Collected data entries
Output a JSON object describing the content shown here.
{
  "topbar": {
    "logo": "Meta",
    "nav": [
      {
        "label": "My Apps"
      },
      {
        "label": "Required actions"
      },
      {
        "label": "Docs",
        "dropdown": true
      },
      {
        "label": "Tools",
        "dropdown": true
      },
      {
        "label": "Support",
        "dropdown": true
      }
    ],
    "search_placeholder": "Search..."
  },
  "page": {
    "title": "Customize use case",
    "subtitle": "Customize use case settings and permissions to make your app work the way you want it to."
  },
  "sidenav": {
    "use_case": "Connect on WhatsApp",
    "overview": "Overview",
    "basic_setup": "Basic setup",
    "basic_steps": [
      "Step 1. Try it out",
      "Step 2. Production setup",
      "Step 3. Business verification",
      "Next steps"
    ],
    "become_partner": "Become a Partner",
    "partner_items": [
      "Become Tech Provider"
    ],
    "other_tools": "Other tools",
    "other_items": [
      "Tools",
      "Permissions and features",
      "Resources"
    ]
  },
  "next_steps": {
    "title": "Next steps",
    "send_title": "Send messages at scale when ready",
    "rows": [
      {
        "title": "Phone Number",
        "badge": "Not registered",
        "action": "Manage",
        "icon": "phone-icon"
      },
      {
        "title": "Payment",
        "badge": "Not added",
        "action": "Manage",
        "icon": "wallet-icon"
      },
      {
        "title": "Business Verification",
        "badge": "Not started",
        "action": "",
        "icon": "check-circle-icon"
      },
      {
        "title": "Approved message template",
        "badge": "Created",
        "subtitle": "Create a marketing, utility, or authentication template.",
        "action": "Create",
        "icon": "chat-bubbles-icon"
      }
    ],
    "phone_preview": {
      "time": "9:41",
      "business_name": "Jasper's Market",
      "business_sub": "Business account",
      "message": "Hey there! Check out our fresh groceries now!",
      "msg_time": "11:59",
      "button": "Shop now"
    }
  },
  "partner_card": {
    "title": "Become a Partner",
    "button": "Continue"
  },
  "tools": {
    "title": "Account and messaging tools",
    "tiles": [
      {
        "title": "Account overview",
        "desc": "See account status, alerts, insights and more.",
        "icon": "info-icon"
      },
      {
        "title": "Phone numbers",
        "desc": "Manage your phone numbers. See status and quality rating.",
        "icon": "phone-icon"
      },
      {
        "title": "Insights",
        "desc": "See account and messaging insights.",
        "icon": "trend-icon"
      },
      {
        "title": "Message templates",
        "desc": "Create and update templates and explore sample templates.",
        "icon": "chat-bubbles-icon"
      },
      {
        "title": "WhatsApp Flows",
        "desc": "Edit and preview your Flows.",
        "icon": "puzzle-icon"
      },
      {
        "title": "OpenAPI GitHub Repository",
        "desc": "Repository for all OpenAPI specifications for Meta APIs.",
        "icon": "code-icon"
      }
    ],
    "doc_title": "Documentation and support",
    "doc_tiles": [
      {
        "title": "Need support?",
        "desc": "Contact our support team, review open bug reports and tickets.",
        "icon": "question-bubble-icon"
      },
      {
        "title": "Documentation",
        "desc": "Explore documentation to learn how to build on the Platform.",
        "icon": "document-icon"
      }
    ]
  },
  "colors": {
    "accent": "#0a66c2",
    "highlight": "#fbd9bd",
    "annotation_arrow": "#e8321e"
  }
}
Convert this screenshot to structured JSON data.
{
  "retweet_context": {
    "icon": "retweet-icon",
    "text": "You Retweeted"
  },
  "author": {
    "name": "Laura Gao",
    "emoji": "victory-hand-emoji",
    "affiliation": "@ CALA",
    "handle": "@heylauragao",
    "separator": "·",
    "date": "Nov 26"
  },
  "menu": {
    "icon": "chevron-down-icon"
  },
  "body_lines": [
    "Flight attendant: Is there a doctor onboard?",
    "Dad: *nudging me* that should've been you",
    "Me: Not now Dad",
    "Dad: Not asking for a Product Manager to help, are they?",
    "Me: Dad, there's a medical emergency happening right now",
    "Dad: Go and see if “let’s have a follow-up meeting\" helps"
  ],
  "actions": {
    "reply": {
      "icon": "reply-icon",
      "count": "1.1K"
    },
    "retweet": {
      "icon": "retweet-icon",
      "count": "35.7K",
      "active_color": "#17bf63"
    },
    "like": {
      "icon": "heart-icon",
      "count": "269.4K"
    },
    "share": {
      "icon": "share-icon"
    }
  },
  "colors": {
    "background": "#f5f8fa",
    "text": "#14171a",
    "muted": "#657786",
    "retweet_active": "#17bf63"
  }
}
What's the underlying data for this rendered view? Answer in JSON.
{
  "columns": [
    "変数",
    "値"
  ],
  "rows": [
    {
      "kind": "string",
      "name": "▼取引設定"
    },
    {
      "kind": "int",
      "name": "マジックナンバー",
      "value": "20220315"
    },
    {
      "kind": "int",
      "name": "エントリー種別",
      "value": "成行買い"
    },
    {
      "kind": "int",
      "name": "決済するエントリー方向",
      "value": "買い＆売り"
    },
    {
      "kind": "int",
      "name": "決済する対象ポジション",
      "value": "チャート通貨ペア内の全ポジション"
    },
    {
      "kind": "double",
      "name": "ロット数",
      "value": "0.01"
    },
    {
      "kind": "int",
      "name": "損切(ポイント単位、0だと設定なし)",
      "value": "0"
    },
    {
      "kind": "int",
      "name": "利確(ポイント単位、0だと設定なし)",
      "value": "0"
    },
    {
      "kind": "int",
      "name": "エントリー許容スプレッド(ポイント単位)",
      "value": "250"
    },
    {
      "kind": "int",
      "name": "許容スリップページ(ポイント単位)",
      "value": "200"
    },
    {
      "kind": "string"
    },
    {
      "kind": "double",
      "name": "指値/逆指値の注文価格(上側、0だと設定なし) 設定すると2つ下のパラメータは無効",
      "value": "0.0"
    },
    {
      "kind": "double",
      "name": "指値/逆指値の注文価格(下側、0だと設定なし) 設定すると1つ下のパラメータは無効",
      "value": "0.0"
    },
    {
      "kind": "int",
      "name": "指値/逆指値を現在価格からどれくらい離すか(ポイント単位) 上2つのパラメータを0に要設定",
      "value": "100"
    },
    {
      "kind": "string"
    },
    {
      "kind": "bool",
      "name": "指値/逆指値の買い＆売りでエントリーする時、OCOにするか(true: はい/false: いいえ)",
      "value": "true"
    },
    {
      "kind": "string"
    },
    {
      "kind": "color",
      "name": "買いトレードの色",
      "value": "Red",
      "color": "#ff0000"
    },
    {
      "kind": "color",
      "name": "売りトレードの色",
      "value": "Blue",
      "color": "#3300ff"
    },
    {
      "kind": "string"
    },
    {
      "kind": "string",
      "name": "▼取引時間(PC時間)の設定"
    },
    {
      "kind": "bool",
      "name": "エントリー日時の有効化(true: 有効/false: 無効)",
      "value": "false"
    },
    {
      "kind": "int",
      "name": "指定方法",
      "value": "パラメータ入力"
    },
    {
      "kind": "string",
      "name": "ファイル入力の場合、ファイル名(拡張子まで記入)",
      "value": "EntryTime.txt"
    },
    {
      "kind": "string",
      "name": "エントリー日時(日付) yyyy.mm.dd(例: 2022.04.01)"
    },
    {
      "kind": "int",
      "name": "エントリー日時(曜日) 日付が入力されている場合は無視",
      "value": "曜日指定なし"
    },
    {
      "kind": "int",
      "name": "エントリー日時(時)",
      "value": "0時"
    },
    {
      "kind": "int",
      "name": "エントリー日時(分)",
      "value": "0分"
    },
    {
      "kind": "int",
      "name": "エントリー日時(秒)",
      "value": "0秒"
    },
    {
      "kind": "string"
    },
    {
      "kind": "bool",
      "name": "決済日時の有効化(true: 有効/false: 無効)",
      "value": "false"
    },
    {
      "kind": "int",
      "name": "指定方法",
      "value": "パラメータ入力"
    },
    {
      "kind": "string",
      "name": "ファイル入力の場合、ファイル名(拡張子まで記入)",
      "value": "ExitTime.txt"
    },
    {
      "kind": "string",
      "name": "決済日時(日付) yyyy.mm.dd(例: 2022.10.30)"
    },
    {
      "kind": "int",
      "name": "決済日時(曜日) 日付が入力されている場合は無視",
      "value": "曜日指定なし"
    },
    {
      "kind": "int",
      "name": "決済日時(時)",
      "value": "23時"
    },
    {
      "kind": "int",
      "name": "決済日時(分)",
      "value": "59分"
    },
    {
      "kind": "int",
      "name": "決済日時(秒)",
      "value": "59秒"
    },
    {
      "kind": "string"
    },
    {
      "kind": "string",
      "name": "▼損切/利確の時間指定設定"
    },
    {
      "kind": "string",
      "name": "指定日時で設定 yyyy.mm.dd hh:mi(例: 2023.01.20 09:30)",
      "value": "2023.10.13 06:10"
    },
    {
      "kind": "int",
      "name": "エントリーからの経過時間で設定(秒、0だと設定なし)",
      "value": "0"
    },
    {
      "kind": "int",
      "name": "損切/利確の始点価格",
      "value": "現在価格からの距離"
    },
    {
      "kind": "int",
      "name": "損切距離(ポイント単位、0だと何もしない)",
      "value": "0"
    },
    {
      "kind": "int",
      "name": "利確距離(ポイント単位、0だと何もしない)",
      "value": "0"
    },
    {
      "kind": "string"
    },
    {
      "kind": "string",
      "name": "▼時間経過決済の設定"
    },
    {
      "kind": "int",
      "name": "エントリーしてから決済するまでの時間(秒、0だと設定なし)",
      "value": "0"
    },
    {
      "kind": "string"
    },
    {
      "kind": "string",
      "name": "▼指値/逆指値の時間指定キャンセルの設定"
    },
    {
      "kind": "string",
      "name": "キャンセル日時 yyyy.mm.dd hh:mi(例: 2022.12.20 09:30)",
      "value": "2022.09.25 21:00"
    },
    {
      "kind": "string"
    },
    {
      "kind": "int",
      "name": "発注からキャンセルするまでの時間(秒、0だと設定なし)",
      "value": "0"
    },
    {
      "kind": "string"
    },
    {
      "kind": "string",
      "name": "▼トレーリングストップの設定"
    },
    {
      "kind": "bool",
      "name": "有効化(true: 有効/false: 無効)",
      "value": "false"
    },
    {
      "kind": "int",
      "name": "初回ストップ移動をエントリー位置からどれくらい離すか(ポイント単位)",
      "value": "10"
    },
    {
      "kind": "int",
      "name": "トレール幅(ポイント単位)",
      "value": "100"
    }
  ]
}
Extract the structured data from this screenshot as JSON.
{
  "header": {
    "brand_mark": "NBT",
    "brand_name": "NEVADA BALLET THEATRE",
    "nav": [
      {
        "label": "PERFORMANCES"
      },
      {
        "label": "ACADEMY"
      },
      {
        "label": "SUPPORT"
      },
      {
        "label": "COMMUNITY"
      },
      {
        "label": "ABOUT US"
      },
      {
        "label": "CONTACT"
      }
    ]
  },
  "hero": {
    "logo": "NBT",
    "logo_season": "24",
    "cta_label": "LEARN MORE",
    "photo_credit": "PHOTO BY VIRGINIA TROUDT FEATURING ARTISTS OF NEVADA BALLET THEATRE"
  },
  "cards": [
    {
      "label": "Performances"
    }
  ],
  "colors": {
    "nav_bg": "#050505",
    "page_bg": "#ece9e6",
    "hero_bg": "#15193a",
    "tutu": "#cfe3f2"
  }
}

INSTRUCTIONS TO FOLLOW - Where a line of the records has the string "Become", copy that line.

RESULT -
    "become_partner": "Become a Partner",
      "Become Tech Provider"
    "title": "Become a Partner",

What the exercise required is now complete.